Buying a Home? What to Know About Mortgage Pre-Approval and Pre-Qualification

29 May 2020
 Categories: Finance & Money, Blog

Are you looking to purchase a home and need to get a mortgage loan? If so, you're likely wondering what the differences are between a mortgage pre-approval and pre-qualification. Here are the key differences between these two things.


A pre-qualification is likely the first step that you will go through, since it is for people interested in buying a home but not ready to buy right away. You will meet with a mortgage lender and tell them all of the relevant financial information that is necessary to get a mortgage. This includes things such as how much money you make, how much you have in savings, your employment history, and your approximate credit score. You do not need to supply any paperwork in order to be pre-qualified, so you can leave tax returns, pay stubs, and W2s at home. The loan officer will process all of that information and tell you know much they think you would be pre-qualified for for one of many home loan purchases. This is not a number that the bank is bound to lend you for a home, but it will let you know what range of homes that you should be looking at.


The pre-approval process will involve giving the loan officer all of the necessary paperwork to calculate how large of a loan you will be pre-approved for.
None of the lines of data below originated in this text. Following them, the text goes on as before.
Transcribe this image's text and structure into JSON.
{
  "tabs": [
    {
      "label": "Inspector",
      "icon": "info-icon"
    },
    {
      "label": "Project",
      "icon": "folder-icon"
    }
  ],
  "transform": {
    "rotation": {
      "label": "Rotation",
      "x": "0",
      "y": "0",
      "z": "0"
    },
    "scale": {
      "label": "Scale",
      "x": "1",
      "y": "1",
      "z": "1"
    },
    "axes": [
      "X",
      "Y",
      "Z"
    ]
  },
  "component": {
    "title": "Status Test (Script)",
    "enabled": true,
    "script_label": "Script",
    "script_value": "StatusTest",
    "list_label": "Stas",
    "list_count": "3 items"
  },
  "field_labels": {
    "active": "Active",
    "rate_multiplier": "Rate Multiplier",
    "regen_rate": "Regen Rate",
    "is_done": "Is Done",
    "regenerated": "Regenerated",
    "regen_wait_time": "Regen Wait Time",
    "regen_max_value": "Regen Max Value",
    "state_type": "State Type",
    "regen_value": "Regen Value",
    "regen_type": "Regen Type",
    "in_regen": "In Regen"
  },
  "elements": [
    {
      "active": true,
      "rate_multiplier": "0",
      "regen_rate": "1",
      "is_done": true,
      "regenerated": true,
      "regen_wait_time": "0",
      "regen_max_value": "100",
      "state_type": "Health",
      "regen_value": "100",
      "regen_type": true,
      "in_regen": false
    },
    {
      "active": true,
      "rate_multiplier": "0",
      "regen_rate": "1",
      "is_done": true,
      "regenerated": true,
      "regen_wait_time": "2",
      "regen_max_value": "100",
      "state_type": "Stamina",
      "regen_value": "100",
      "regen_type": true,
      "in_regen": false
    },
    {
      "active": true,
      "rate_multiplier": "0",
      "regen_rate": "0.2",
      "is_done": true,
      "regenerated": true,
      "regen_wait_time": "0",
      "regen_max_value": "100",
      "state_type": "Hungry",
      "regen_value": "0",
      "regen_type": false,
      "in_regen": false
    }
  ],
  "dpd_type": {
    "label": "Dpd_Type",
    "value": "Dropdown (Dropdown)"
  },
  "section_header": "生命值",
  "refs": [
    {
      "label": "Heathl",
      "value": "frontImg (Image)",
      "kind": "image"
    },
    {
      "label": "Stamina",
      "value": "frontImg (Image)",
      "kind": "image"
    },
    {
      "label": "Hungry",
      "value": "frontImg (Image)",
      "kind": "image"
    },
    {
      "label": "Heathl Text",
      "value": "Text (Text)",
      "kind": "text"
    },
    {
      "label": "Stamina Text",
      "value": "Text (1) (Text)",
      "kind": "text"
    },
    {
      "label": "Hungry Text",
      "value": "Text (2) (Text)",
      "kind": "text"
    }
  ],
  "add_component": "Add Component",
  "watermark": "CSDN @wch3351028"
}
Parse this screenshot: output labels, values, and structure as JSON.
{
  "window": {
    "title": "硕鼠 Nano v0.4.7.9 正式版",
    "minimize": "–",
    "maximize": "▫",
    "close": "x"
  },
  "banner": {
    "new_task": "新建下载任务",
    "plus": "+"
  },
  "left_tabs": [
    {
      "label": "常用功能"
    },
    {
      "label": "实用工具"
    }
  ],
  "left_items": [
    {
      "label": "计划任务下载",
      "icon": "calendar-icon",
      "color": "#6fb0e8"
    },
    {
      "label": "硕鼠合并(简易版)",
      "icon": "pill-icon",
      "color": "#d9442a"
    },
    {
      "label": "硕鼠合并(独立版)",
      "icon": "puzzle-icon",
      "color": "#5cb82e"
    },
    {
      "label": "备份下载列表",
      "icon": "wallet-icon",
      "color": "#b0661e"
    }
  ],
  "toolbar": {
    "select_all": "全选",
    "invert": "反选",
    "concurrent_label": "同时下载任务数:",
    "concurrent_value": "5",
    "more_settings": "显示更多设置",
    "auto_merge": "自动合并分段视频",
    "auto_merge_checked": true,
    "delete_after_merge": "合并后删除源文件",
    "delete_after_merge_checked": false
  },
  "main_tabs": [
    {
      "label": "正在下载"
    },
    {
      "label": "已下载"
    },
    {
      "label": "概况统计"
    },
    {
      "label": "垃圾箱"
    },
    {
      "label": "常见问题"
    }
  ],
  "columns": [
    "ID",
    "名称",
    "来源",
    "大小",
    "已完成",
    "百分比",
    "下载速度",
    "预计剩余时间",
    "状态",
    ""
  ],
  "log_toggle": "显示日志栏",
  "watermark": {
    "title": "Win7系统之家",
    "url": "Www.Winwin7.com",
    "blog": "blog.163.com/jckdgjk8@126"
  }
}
They'll run a credit check as well to look into any potential debts that you owe, calculate your loan-to-value ratio, and base the pre-approval loan on that information. Your pre-approval letter can be submitted with any home offers to help make your offer more appealing to sellers. It also means you can safely make an offer and know that your loan will be approved in the end. 

Keep in mind that the pre-approval process will count as a hard inquiry against your credit score, which causes your score to be lowered slightly by having the information pulled. This means that you should ideally get a mortgage pre-approval close to when you are ready to buy a home, because a pre-approval letter is not guaranteed forever. It will typically only be valid for 2-3 months, and after that you would need to submit your information again to get another pre-approval. This will count as a hard inquiry against your credit score, even though all the information was pulled for your first pre-approval.

Speak with a local mortgage lender if you have any questions about the pre-qualification and pre-approval process.